The case of Tim Hortons from the article reflectively demonstrates this theory. As the minimum wage reaches the historic high, the company decides to stop providing certain benefits to its employees such as paid breaks and perks. In their defence, Tim Hortons believes there were no better ways to maintain its normal operational performance and retain jobs at the same time. Furthermore, Tim Hortons also claims that those discontinued benefits had not been offered by most competitors anyway (Saltzman, 2018).
Human Resources Terms
Benefits: The perks provided to the workers by the employers other than salaries and wages. Minimum Wage: The lowest wage rate set by provincial and federal boards.
Layoffs: A way to ensure “headcount reduction”. It is also defined in the book as “temporary withdrawal of employment to workers”, or in other words, a “separation of employees from the organization for economic or business reasons”.
Retention: A company’s ability to keep employees.
Independent Contractor / Contract Worker: A freelancer (self-employed,temporary, or leasedemployee) who is not partof the regular workforce who provides goods or services to another entity under the terms of a specific contract.
Our Take-Away from the Articles
Our biggest take from the first article is that when most organizations think of employees, they tend to consider them as expenses; however, employees should actually be seen as “long-term investment”. When organisations invest in engaging with their employees and establishing organisational culture where they feel valued and empowered, they gain a competitive edge in the marketplace and employee engagement pays dividends sooner or later.
With respect to the second article, we would advocate against minimum wage regulations, and let the law of demand takes its course. In our opinion, these regulations hurt both employers and employees. While employers would find labor suddenly become more expensive but does not get any more valuable. Many employees, especially the low-skilled and least experience one, will lose their current jobs, and find it extremely hard to find new ones. However, we respect the value choices of those who might think differently. At the end of the day, we understand that it is and will continue to be a heated debate about how and whether minimum wage regulations could be helpful for both employees and employers.
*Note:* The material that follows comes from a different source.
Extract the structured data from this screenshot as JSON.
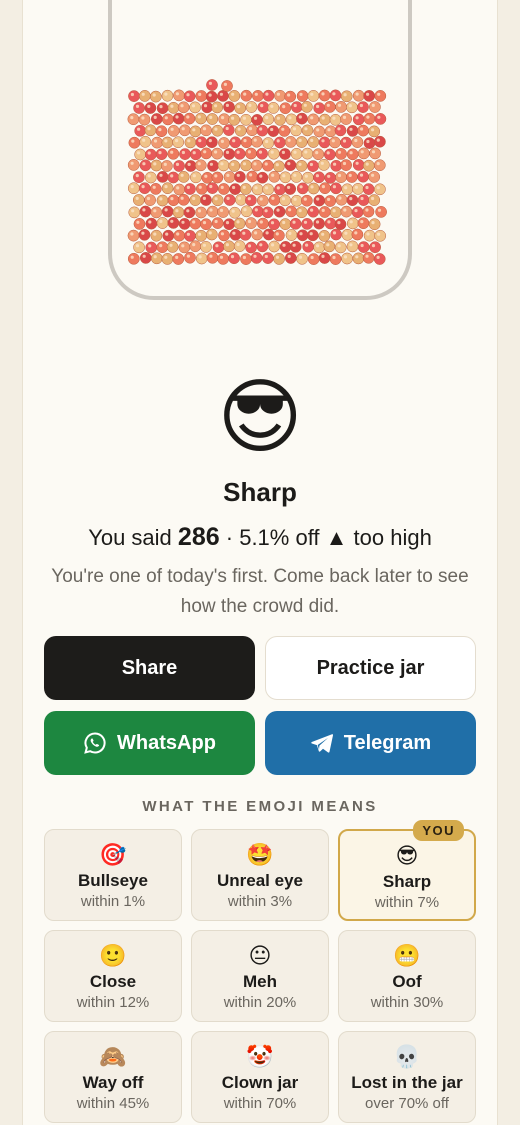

But we believe both parties should find a common ground to embrace a compromise solution that might support different values choices.
Richardson, C. (2019). Employee engagement isn’t just a buzzword – it’s a competitive advantage. The Globe and Mail. Retrieved October 1, 2019 from https://www.theglobeandmail.com/business/commentary/article-employee-engagement-isnt-just-a-buzzword-its-a-competitive/
Saltzman, A. (2018). Multiple Tim Hortons franchises, other businesses cut pay, benefits, citing minimum wage hike. CBC news. Retrieved from https://www.cbc.ca/news/business/tim-hortons-heirs-minimum-wage-wynne-ontario-1.4472878
Schwind H., K. UggerslevDas, T. Wagar, N. Fassina, J. Bulmash. (2013). 10th Edition, Canadian Human Resource Management: A strategic approach.